Point Loma resident and Progress for PLHS representative Elaine Burrell claims the organization has distributed 100 signs within the past two weeks — without professional PR assistance — and fielded orders for more. The group has also given out a "factual flier" intended to counter some of Pro Point Loma's claims.
For example, the home page of the PPL website suggests the school district will hire out the venue for private events, likening the impact to their neighborhood to that of the Gaslamp during a concert at Petco Park. Meanwhile, the PPLHS flier states, "There is no evidence or record of a plan to hold rock concerts at the PLHS field."
So, who should Pointers believe? The school board claims any night events will be restricted to high school athletics, limited to 19 per year. As to how heavily these events will weigh on the community, it remains to be seen, as a thorough environmental impact report won't be ready until mid-November.
Which brings up an important point: little has technically been decided yet. While the red sign vs. blue sign debate rages on, the stadium expansion's planning process is just getting started. Supporters from each side have been invited to take part in a scheduled series of community planning events involving school-board members, PLHS officials, and the architects designing the particulars of the expansion. If nothing else, the yard signs have done a great job promoting these events.
According to San Diego Unified trustee Scott Barnett, around 200 residents attended such a meeting held on September 18. He says he personally met with many of the concerned residents to assure them the school board will make efforts to reduce any inconvenience, including directional technologies to reduce light and noise pollution caused by the stadium's new equipment. He says the chief reason for lighting the field is to give students a few more hours of practice time during limited after-school hours, especially when Daylight Savings time ends in early November.

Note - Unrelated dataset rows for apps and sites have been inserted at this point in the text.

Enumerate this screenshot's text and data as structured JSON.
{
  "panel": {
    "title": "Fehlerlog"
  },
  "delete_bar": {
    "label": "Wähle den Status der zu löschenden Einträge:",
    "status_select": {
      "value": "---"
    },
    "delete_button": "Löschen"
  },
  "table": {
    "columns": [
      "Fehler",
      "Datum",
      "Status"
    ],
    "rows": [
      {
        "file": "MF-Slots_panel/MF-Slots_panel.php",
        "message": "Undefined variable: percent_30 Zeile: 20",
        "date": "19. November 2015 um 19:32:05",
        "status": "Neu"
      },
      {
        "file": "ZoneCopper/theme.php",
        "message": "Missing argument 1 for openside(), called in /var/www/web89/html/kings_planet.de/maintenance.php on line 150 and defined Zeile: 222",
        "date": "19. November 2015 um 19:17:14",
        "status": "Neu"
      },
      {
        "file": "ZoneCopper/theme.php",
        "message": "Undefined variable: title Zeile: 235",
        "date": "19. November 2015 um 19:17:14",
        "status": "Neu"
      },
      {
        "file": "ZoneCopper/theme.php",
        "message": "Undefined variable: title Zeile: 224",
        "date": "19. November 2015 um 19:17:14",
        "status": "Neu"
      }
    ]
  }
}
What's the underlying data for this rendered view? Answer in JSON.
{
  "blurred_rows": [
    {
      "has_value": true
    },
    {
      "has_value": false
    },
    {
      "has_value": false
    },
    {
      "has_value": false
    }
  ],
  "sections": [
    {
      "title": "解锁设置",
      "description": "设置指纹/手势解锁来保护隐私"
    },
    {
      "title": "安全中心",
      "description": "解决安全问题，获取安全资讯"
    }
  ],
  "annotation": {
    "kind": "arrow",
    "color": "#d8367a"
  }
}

In the meantime, while the neighborhood remains free of light pollution, yard pollution appears to be a growing problem. Other signs spotted in the neighborhood included those promoting various security companies, house painters, and real estate agents, positioned on lawns alongside Chargers logos and Halloween decorations. While this fight for neighborhood values may ultimately force concessions from both sides, red and blue, Point Loma residents can apparently agree on one thing: other political yard signs show them to be overwhelmingly in favor their own district's councilman for mayor.
Nobody from Pro Point Loma responded to requests for comment.